DENVER – Frontier Airlines pilots are demanding the company pay them overdue raises.
The Air Line Pilots Association, International (ALPA) filed a grievance against the airline, demanding the company negotiate new pay rates under an agreement reached in 2011 where Frontier pilots sacrificed $55 million in pay and benefits to save the airline.
Under that agreement, known as LOA 67, the pilots agreed to several cuts including a reduction in 401(k) contributions, sick pay, vacation accruals and a delay in scheduled pay increases.
In return, Frontier management agreed to return a substantial portion of its future profits to those employees who sacrificed during the restructuring, said the ALPA.
According to ALPA, Frontier and its private owners, Indigo Partners, are now refusing to negotiate with the pilots, now that its profit margins are among industry leaders.
“We did not invest $55 million in cost savings to Frontier for free. We demanded an negotiated a future return on investment when the company became profitable, in the form of equity ownership and increased compensation,” said Captain Brian Ketchum, chairman of ALPA’s Frontier Master Executive Council said in the release posted online Monday. “The company is now attempting to shirk their responsibilities to this pilot group who saved the airline from ruin.”

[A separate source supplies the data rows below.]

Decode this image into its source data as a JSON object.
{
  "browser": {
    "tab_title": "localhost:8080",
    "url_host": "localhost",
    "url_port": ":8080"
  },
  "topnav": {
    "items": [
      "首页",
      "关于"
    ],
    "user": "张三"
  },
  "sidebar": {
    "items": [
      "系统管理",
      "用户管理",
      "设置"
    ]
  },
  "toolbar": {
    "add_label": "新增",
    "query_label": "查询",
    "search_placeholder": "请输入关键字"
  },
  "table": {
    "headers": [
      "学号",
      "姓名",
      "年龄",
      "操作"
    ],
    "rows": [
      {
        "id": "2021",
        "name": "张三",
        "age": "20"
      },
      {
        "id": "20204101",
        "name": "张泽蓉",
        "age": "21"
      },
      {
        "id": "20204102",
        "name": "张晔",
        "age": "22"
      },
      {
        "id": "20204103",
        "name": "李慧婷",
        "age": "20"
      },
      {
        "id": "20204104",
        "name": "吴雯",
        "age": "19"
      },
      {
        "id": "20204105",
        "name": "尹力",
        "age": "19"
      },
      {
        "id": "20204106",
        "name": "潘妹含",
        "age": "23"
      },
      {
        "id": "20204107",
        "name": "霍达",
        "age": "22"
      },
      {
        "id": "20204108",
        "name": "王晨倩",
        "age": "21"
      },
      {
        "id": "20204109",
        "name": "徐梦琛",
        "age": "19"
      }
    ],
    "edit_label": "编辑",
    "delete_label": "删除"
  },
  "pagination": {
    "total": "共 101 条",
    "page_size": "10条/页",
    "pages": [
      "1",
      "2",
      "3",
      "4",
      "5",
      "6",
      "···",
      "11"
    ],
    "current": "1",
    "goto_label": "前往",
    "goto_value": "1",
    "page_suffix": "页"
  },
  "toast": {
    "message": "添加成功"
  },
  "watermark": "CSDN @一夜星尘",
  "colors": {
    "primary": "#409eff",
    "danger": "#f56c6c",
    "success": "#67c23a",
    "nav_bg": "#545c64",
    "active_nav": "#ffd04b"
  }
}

In that release, The ALPA said Frontier is claiming it is currently operating in a challenging economic environment and that business conditions do not permit them to offer pay increases at this time.
Denver7 reached out to Frontier for comment on the grievance. Frontier sent us this statement Tuesday.
“We are currently in Section 6 negotiations under the Railway Labor Act as our collective bargaining agreement became amendable in March 2016.
We also have an obligation under LOA 67 to negotiate upward pay adjustments based on business conditions. Negotiations are on-going. ALPA filed a grievance regarding our response to their LOA 67 proposal, and that grievance will be processed in accordance with our contract. We think all parties interest are better served by productive interaction at the bargaining table.”